  3. I wouldn't say Japan does NOT have a rape culture. Rape culture is not the prevalence of "stranger rape," although that can play a part in it. Rape culture is the system of beliefs, practices and attitudes that help facilitate and perpetuate sexual assault. The glaring example of "comfort women" (the systematic enslavement of women to "comfort" Japanese soldiers) from WW2 aside, part of the rape culture in Japan is that it's a taboo topic. The belief is that rape can, indeed, only be perpetrated by a stranger. If a friend or acquaintance rapes a woman in Japan, then it's not considered rape. Because she knows him, she must have led him on. If she didn't want it, then surely she would have fought back. This is why only 5.3% of 1578 participants in one study who answered they had been "raped at least once," reported it to the police.

    Granted, this study found lower numbers of women willing to admit they had been raped, but the survey used had very explicit language. Other studies have shown in the same survey that many will answer "no" to "have you been raped?" but "yes" to "has someone ever forced you to have sex after using drugs or alcohol?" Similarly, similar surveys have asked men, "Have you ever raped a woman?" (No), then "Have you ever used physical force to get a woman to have sex with you?" (Yes), or "Have you ever used drugs or alcohol to have sex with a woman who otherwise wouldn't have had sex with you?" (Yes). These kinds of attitudes of "that's not rape," or "it's your fault it happened, deal with it," are part of rape culture in Japan, and all over the world.

    I agree with you on the reasoning of Japanese women wanting foreigners, and foreigners thinking East Asian women are "better" than US/Western women. What the American soldier doesn't realize is that many (although not all) Asian cultures are much more strict in their gender roles than the US, and are socialized to be much more subservient. This particular soldier, however misogynistic he might be, still might represent values that are more liberal to women he meets, than those with which the women grew up...and those American movies definitely play into that perception. Unfortunately, after the "honeymoon" phase, many East Asian girls I know are often disappointed by how their imagined movie-tale relationships don't turn out the way they're hoped...and end up settling for a native from their own country who can at least share a mutual base of cultural understanding -- but might have been educated abroad so as to be more "liberal."

    I'd also like to point out all the traditionally matrilineal societies that flourished around the world before Western colonization utterly destroyed them...and also that I feel really sorry for that particular soldier. He might be "hardwired to lead" not because it's natural, but because someone painfully beat it into him starting from a young age...much like how the women in his family probably were beat into following...
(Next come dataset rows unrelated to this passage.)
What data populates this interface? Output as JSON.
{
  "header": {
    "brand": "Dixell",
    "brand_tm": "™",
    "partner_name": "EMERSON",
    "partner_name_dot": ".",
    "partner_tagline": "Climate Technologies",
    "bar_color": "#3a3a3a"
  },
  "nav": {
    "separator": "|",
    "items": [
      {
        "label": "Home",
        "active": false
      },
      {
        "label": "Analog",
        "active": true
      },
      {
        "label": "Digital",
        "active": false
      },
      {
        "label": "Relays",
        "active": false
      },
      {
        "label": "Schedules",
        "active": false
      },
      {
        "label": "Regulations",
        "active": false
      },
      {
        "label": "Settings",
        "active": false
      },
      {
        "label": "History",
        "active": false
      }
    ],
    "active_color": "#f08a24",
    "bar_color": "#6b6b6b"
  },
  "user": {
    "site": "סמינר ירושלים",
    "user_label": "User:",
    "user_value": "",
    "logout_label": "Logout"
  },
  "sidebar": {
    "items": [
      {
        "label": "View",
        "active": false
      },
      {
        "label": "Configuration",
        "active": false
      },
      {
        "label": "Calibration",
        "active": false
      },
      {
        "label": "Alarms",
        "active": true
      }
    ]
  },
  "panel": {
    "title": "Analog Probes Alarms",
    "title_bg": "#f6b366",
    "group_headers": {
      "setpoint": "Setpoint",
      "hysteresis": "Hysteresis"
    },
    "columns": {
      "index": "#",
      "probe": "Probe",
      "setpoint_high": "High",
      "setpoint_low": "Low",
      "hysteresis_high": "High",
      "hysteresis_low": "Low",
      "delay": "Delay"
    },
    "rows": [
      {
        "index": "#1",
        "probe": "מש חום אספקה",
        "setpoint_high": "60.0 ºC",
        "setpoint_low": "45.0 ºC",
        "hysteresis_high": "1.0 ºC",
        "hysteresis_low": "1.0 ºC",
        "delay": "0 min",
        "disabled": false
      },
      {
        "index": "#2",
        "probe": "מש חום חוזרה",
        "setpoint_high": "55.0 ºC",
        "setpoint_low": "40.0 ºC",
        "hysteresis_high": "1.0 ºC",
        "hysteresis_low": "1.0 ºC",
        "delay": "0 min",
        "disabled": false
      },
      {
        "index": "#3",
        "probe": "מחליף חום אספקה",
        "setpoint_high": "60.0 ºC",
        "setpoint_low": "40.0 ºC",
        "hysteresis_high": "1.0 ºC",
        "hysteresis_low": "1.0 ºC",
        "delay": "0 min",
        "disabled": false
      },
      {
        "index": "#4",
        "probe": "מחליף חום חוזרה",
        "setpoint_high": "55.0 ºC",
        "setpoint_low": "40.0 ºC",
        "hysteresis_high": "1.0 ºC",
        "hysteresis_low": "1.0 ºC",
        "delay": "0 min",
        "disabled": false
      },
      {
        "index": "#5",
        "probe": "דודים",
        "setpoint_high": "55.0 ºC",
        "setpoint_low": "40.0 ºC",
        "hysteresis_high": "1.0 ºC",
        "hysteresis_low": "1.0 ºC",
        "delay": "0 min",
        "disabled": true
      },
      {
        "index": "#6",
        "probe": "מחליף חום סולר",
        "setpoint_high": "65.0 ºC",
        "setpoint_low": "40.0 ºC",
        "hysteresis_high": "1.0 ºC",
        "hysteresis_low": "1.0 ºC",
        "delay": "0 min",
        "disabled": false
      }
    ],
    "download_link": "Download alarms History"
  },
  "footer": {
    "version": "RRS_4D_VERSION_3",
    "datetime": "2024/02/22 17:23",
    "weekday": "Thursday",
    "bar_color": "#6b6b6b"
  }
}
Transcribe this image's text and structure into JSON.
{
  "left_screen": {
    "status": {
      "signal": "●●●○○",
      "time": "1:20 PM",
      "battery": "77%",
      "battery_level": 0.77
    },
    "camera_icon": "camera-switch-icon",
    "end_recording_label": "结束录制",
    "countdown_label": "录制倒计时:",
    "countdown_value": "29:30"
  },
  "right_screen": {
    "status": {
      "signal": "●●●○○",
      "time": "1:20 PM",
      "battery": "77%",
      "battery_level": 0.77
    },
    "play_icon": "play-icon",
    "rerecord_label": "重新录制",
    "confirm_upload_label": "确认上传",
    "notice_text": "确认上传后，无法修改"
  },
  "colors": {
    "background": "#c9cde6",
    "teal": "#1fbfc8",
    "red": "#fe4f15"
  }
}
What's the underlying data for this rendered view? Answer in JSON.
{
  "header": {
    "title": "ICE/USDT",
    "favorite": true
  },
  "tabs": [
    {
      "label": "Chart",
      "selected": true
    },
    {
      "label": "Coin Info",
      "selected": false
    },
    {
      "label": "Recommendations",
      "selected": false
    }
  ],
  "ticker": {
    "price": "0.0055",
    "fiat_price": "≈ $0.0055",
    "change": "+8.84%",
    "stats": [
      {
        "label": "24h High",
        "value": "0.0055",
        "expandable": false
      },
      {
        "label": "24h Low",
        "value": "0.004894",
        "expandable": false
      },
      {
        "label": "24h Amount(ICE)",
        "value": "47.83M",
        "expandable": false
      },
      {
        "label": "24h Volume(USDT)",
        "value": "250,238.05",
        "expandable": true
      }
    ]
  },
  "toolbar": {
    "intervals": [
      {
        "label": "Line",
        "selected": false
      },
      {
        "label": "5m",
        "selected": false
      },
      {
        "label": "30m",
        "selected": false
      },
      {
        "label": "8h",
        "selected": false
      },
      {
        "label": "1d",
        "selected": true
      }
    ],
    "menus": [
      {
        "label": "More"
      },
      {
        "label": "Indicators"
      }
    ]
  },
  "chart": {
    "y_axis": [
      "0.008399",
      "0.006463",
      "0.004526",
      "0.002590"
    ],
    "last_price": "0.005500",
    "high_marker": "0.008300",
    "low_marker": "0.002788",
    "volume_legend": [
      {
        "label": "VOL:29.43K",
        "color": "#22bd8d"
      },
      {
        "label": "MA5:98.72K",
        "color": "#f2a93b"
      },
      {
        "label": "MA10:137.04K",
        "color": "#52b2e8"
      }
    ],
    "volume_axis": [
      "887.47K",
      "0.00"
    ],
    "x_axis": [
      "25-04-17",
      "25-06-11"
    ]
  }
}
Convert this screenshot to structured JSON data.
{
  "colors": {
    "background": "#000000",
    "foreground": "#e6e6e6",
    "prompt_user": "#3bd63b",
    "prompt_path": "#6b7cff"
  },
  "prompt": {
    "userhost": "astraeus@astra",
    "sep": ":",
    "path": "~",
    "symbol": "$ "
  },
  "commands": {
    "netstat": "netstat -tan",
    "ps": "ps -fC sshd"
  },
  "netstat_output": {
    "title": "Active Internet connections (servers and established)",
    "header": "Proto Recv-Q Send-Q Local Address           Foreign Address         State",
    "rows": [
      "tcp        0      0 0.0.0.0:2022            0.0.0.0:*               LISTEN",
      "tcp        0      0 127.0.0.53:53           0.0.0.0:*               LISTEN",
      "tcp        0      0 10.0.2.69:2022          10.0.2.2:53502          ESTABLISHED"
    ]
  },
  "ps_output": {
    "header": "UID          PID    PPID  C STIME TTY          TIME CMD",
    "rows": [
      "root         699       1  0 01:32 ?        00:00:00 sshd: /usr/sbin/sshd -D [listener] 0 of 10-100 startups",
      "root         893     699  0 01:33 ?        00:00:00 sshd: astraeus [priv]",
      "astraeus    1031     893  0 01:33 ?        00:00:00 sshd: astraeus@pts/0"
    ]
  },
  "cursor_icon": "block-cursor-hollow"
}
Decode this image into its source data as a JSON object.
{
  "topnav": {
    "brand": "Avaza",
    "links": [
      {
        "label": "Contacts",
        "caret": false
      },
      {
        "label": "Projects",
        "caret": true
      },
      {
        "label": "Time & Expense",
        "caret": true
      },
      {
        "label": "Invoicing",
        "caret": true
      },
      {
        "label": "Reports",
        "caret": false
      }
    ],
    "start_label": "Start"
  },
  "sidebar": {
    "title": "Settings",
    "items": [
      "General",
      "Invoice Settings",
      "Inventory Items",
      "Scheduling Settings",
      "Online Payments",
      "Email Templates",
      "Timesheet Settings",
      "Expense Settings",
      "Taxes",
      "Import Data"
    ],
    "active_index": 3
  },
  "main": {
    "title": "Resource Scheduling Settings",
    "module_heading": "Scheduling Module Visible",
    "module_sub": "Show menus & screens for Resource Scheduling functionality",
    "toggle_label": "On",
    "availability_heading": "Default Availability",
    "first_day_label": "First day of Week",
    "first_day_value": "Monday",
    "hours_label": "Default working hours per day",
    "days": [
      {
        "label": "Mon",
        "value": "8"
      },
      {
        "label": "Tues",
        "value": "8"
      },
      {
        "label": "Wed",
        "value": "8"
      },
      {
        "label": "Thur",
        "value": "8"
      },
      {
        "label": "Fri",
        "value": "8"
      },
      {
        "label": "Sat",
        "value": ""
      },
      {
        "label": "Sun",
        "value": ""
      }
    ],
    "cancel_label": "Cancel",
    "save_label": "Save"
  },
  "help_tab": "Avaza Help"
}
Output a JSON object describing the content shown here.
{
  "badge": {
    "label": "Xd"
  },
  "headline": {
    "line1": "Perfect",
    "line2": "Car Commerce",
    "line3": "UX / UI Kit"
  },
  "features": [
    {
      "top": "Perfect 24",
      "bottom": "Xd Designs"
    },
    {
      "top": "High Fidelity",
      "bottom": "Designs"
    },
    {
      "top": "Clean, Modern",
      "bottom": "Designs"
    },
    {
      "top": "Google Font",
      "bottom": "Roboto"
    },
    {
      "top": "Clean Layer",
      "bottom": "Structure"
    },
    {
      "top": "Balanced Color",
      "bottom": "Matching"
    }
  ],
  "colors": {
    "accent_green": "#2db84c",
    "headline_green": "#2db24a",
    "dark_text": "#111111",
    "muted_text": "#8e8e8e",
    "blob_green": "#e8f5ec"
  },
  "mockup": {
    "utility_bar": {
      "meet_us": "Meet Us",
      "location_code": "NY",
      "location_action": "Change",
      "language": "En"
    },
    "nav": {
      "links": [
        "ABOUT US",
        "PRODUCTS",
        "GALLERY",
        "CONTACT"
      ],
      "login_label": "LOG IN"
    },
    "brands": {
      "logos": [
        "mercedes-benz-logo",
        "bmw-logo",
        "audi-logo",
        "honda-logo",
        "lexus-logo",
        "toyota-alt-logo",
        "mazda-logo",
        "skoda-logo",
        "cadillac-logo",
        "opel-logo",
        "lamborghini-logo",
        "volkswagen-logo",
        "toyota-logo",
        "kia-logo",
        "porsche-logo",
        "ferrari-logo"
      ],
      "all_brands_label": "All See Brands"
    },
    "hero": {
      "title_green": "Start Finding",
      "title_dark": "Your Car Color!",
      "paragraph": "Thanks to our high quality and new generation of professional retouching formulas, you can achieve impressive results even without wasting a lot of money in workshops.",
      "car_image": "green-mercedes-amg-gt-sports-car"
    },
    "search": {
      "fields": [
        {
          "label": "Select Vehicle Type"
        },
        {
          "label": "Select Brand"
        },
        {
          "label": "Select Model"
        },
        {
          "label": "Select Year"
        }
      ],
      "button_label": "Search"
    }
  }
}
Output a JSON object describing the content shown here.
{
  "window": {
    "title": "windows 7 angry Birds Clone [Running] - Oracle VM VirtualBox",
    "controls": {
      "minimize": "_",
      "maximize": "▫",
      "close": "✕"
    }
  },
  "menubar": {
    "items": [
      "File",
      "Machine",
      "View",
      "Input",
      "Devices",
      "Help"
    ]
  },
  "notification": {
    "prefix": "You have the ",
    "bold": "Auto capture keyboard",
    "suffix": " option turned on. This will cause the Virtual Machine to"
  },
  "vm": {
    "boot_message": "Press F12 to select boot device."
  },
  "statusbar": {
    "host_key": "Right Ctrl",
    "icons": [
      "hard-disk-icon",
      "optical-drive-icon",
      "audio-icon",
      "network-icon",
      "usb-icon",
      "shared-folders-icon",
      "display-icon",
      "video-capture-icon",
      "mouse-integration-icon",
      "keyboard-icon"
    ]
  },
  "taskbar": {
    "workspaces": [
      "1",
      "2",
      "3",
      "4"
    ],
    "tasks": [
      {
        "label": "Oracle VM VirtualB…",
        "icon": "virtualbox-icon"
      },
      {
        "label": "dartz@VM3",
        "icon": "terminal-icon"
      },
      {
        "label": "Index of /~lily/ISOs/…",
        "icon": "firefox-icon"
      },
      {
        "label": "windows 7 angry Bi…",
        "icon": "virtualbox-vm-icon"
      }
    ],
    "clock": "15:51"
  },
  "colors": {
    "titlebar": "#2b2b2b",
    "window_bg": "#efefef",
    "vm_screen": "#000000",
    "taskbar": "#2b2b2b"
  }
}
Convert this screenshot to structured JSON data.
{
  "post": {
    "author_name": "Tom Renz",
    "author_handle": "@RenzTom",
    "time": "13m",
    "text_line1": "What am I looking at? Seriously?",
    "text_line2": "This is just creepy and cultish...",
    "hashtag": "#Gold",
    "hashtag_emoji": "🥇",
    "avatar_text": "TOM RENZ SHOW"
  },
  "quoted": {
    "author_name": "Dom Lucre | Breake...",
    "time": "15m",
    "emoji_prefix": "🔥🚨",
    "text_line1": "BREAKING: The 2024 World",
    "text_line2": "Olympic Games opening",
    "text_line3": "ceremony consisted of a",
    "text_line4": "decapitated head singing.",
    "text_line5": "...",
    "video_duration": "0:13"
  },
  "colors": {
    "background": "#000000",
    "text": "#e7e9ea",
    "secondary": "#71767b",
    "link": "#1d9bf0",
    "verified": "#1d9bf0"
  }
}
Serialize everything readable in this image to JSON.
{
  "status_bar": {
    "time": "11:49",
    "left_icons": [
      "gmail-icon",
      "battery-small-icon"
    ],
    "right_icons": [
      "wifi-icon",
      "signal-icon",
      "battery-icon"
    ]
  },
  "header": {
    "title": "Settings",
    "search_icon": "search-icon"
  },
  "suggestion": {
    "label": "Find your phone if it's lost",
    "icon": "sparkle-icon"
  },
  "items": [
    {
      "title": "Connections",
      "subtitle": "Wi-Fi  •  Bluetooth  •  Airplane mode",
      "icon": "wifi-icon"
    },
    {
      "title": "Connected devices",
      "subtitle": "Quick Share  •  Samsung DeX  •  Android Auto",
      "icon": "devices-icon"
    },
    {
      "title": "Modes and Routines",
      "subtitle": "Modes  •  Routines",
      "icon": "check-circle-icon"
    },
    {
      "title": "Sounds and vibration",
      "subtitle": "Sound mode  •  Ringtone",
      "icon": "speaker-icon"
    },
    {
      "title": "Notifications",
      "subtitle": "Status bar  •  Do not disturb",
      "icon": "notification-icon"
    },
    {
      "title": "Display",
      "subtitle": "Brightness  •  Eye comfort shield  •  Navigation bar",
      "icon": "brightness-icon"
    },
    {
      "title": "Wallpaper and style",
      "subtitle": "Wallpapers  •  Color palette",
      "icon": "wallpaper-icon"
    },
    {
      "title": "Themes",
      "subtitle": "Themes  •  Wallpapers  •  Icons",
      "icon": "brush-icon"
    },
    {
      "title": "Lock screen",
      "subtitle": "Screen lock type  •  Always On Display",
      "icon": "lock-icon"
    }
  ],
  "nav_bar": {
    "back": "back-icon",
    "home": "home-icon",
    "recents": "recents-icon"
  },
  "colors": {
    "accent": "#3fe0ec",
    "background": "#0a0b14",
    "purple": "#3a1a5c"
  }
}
    1. *Sorry, I just realized my statistic earlier was unclear and misleading:
      There were 1578 female participants.
      Of them 7.2% admitted they had been raped "at least once."
      Of this 7.2%, only 5.3% reported it to the police.
      This study was titled "Violence Between Men and Women," done by Japan's Gender Equality Bureau in 2006.